The use of pigments for the quantitative chemotaxonomic analysis of phytoplankton populations began in the 1970s when thin layer chromatography revealed a large diversity of pigments in the phytoplankton (Jeffrey, 1974), many of which appeared to be restricted to certain algal taxa and could be sensitively detected even in the presence of protozoa, bacteria and detritus, in which they are absent. Since that time, developments in phytoplankton systematics, particularly through DNA analysis (e.g. Karlson et al., 2010), have revealed a much greater taxonomic diversity in phytoplankton than previously imagined, while simultaneous improvements in chromatography have led to the identification of >70 pigments in 45 pigment patterns (tabulated in Jeffrey et al., Chapter 1, this volume). This provides substantial additional power in pigment analysis but also hugely complicates interpretation of pigment data. Relatively few pigments are now regarded as unambiguous markers – most are distributed across several taxa.

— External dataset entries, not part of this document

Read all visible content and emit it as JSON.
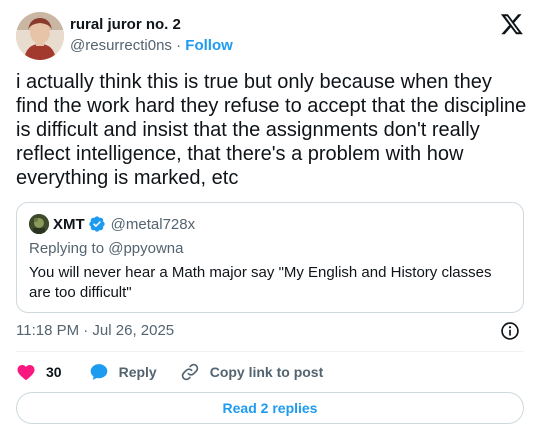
{
  "author": {
    "name": "rural juror no. 2",
    "handle": "@resurrecti0ns",
    "separator": "·",
    "follow_label": "Follow"
  },
  "tweet": {
    "text": "i actually think this is true but only because when they find the work hard they refuse to accept that the discipline is difficult and insist that the assignments don't really reflect intelligence, that there's a problem with how everything is marked, etc"
  },
  "quoted_tweet": {
    "name": "XMT",
    "handle": "@metal728x",
    "replying_to": "Replying to @ppyowna",
    "text": "You will never hear a Math major say \"My English and History classes are too difficult\""
  },
  "timestamp": "11:18 PM · Jul 26, 2025",
  "actions": {
    "likes_count": "30",
    "reply_label": "Reply",
    "copy_link_label": "Copy link to post"
  },
  "read_replies_label": "Read 2 replies",
  "colors": {
    "accent": "#1d9bf0",
    "like": "#f91880",
    "text": "#0f1419",
    "secondary": "#536471",
    "border": "#cfd9de"
  },
  "icons": [
    "x-logo-icon",
    "verified-badge-icon",
    "info-icon",
    "heart-icon",
    "reply-bubble-icon",
    "link-icon"
  ]
}
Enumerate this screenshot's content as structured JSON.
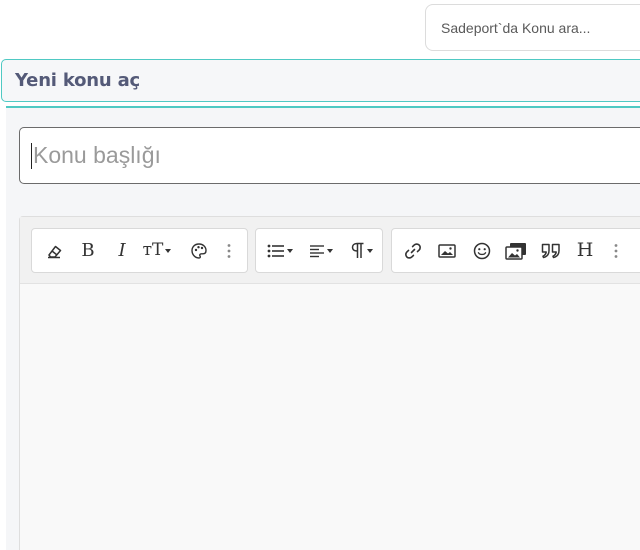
{
  "search": {
    "placeholder": "Sadeport`da Konu ara..."
  },
  "page": {
    "title": "Yeni konu aç"
  },
  "form": {
    "subject_placeholder": "Konu başlığı"
  },
  "toolbar": {
    "groups": [
      {
        "name": "text",
        "buttons": [
          "remove-format",
          "bold",
          "italic",
          "text-size",
          "text-color",
          "more-text"
        ]
      },
      {
        "name": "paragraph",
        "buttons": [
          "list",
          "align",
          "paragraph-format"
        ]
      },
      {
        "name": "insert",
        "buttons": [
          "link",
          "image",
          "smilie",
          "media-gallery",
          "quote",
          "heading",
          "more-insert"
        ]
      }
    ],
    "bold_label": "B",
    "italic_label": "I",
    "heading_label": "H",
    "text_size_label": "тT"
  },
  "colors": {
    "accent": "#4fc9c3",
    "title": "#545a78"
  }
}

The pigment composition of microalgae is strongly influenced by several environmental factors that complicate interpretation of field data. A full synopsis is beyond the scope of this chapter, but known influences and key references include: irradiance (Johnsen et al., 1994; Goericke and Montoya, 1998; Schlüter et al., 2000; Rodríguez et al., 2006a), spectral distribution of light (Wood, 1985), ultraviolet (Gerber and Häder, 1994); day length (Sakshaug and Andresen, 1986), diurnal cycle (Tukaj et al., 2003), nutrient status (Goericke and Montoya, 1998; Henriksen et al., 2002; Stæhr et al., 2004; Hou et al., 2007), iron concentration (van Leeuwe and Stefels, 1998; DiTullio et al., 2007; Hopkinson et al., 2007), mixing regime (Brunet et al., 2003; Thompson et al., 2007) and growth phase (Wilhelm and Manns, 1991; Henriksen et al., 2002; Redalje et al., 2008). The pigment content can vary qualitatively between members of a genus, or even between strains of single species (Stolte et al., 2000; Zapata et al., 2004; Laza-Martinez et al., 2007). Thus the pigment content of a field population cannot be accurately predicted even if one knows the species present.